Guide to Baseball Short Stories: K
- Kalfus, Ken. "The Joy and Melancholy Baseball Trivia Quiz." Sonora Review. In Thirst (Minneapolis: Milkweed, 1998). Surreal take-off on the old-fashioned genre of the gee-whiz trivia quiz.
Clever blend of metafiction and meta-sportswriting. The last vignette – a tale of a 62-pitch at-bat – is perhaps the best.
- Keillor, Garrison. "Three New Twins Join Club in Spring." The New Yorker (1988). In We Are Still Married (New York: Viking, 1989). Repr. Staudohar. Send-up of the usual human-interest stories about off-season player deals; here, imaginary players are signed by the Twins after their 1987 World Series victory.
An occasional piece which is occasionally funny.
- Keillor, Garrison. "What Did We Do Wrong?" The New Yorker (1985). In We Are Still Married (New York: Viking, 1989). Repr. Staudohar. Farrago about an imaginary first woman big-leaguer, played for uneasy antifeminist laughs.
- Kelly, Leslie. "Sliding Home." See Boys of Summer.
- Kerouac, Jack. "Ronnie on the Mound." (1948). Repr. Bowering, Wilber. A rookie pitcher's first big-league inning.
- Kessel, John. "The Franchise." Isaac Asimov's Science Fiction Magazine (1993). Repr. Kinsella, Wilber. Twists of alternative history bring George H.W. Bush to bat against Fidel Castro in the 1959 World Series.
Castro has pitched in several other fictions (see Shepard) but this is his sole appearance against another world leader so far.
- Kessel, John. "Judgment Call." The Magazine of Fantasy and Science Fiction (1987). Repr. Kinsella. A minor-leaguer spends the last night before his call-up with an eldritch woman.
- King, Gary. "The Last Ice Cream Truck of Summer." Aethlon 16.1 (Fall 1998): 31-36. A middle-aged man recalls a key at-bat in a youth-league game long ago, and the girl who watched him go up to bat.
- King, Owen. "Wonders." Book Magazine May-June 2000. Repr. McNally. Busher in the minors, on his blundering way upwards, contributes to the sorrows of a teammate and a girlfriend.
Vivid, relentlessly ugly story.
- King, Stephen. "Blockade Billy." In Blockade Billy.
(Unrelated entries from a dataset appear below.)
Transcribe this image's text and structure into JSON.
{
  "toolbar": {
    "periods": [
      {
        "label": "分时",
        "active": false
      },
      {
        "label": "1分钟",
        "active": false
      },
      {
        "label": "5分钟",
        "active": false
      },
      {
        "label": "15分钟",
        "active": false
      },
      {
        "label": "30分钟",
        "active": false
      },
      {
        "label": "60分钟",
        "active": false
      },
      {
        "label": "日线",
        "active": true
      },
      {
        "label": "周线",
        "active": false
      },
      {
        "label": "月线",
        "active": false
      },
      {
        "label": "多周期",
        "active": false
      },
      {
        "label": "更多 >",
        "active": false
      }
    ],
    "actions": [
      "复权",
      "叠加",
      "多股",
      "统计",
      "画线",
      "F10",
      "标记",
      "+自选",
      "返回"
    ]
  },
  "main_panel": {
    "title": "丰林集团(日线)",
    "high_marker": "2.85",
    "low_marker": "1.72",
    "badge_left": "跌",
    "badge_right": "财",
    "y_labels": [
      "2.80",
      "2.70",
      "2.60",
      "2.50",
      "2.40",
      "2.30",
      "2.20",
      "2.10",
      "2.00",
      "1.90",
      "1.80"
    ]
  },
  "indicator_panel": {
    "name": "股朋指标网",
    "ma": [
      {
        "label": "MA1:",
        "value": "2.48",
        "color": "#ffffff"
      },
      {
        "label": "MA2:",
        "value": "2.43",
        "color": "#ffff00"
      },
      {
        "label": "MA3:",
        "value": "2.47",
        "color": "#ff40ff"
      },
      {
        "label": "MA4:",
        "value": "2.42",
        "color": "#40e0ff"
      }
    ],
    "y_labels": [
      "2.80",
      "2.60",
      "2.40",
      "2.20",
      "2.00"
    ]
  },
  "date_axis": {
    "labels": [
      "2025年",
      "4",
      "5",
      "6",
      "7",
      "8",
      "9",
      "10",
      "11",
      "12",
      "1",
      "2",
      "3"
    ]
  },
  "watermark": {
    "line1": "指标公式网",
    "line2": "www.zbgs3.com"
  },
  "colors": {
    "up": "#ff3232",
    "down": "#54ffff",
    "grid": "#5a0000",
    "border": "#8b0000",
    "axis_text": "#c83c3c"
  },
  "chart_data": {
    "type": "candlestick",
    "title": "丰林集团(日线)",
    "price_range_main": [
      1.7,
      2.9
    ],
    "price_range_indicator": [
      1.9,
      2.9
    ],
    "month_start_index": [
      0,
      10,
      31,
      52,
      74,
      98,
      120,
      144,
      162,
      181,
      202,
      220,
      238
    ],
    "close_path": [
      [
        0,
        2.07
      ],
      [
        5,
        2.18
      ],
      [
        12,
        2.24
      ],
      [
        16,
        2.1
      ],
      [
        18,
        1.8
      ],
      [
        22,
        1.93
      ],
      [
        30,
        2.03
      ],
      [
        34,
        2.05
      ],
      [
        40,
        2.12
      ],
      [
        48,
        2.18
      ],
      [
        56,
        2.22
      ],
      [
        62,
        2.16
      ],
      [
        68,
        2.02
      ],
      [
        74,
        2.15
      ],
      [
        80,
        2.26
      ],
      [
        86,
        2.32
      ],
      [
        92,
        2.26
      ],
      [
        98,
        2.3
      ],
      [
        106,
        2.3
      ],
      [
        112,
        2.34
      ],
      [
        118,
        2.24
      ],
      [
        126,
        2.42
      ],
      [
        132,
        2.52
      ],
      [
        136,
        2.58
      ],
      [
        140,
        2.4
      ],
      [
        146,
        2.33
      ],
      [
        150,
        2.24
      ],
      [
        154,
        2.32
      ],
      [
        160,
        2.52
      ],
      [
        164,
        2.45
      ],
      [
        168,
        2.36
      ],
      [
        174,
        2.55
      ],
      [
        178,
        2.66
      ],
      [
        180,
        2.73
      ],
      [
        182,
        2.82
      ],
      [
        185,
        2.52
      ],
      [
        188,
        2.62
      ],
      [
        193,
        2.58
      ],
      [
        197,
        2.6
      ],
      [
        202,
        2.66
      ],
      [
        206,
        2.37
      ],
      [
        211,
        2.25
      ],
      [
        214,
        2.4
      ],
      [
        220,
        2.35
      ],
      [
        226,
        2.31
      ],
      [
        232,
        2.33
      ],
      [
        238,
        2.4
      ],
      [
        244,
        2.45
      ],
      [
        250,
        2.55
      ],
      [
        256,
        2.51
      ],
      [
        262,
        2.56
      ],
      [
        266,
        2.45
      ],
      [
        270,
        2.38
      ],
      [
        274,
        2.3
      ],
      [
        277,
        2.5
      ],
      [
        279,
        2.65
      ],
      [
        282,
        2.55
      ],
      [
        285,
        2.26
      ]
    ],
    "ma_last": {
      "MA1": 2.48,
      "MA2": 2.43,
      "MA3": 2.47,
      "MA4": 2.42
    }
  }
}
New York: Scribner, 2010. 3-80. Busher arrives in majors with minimal provenance, maximal talent, and maleficent habits.
Deliberate pastiche of old pulp conventions, with R-rated profanity and violence to let us know we're not in the Saturday Evening Post anymore. Read more about "Blockade Billy" at lection.
- King, Stephen, and Stewart O'Nan. "A Face in the Crowd." Scribner eBook, 2012. Repr. Wilber. Retired widower with much to regret starts seeing long-passed associates in the stands on TV baseball broadcasts.
As usual, Stephen King wouldn't know subtle if it hit him with a brick, but this is a well-crafted classic ghost story reminiscent of The Twilight Zone.
- Kinsella, W. P. has his own page in the Guide.
- Kissane, James. "Frankie's Home Run." Minneapolis Review of Baseball 7.4 (1988): 46-54. Repr. Bjarkman. A fictional memoir of the narrator's "summer of '42" playing Legion ball.
- Klein, Kurt. "The Catcher." Aethlon 12.2 (Spring 1995): 123-139. A white man recalls the 1930s, when he caught a black friend who was not allowed to play for the town team despite his wonderful curveball.
Straightforward story, mostly taken up with exposition.
- Klinkowitz, Jerry. Short Season and Other Stories. Baltimore: Johns Hopkins University Press, 1988. Repr. New York: Collier, 1989. A set of 28 linked short stories that follow a single season of A-class professional baseball in Iowa.
Based loosely on Klinkowitz's own experience as a minor-league executive. This is an unusual and very appealing format for baseball fiction and works very well as an organic unit. Individual stories most notable on their own include: "Bus Trip"; "Release," a study of organizational politics; and "Road Work," a fine inside-baseball story of strategy and tactics. A fascinating essay on the origins of this collection, called "Structuring Short Season," appears in Klinkowitz's Owning a Piece of the Minors (Carbondale: Southern Illinois University Press, 1999).
- Kotzen, Kip. "Pray for Rain." Open City 2000. Repr. McNally. Character sketch of the narrator's college roommate, a longsuffering Red Sox fan.
Original and sharply drawn.
- Kramer, George. "The Magic Number." Ten Story Sports 6.3 (October 1952): 96-106. Baseball phenom is distracted in the middle of a pennant race: his girl won't give him the time of day till he can break 100 on the golf course.
"A Screwball Novelet," one of a couple of wacky humorous tales that appeared alongside more solemn items in Ten Story Sports.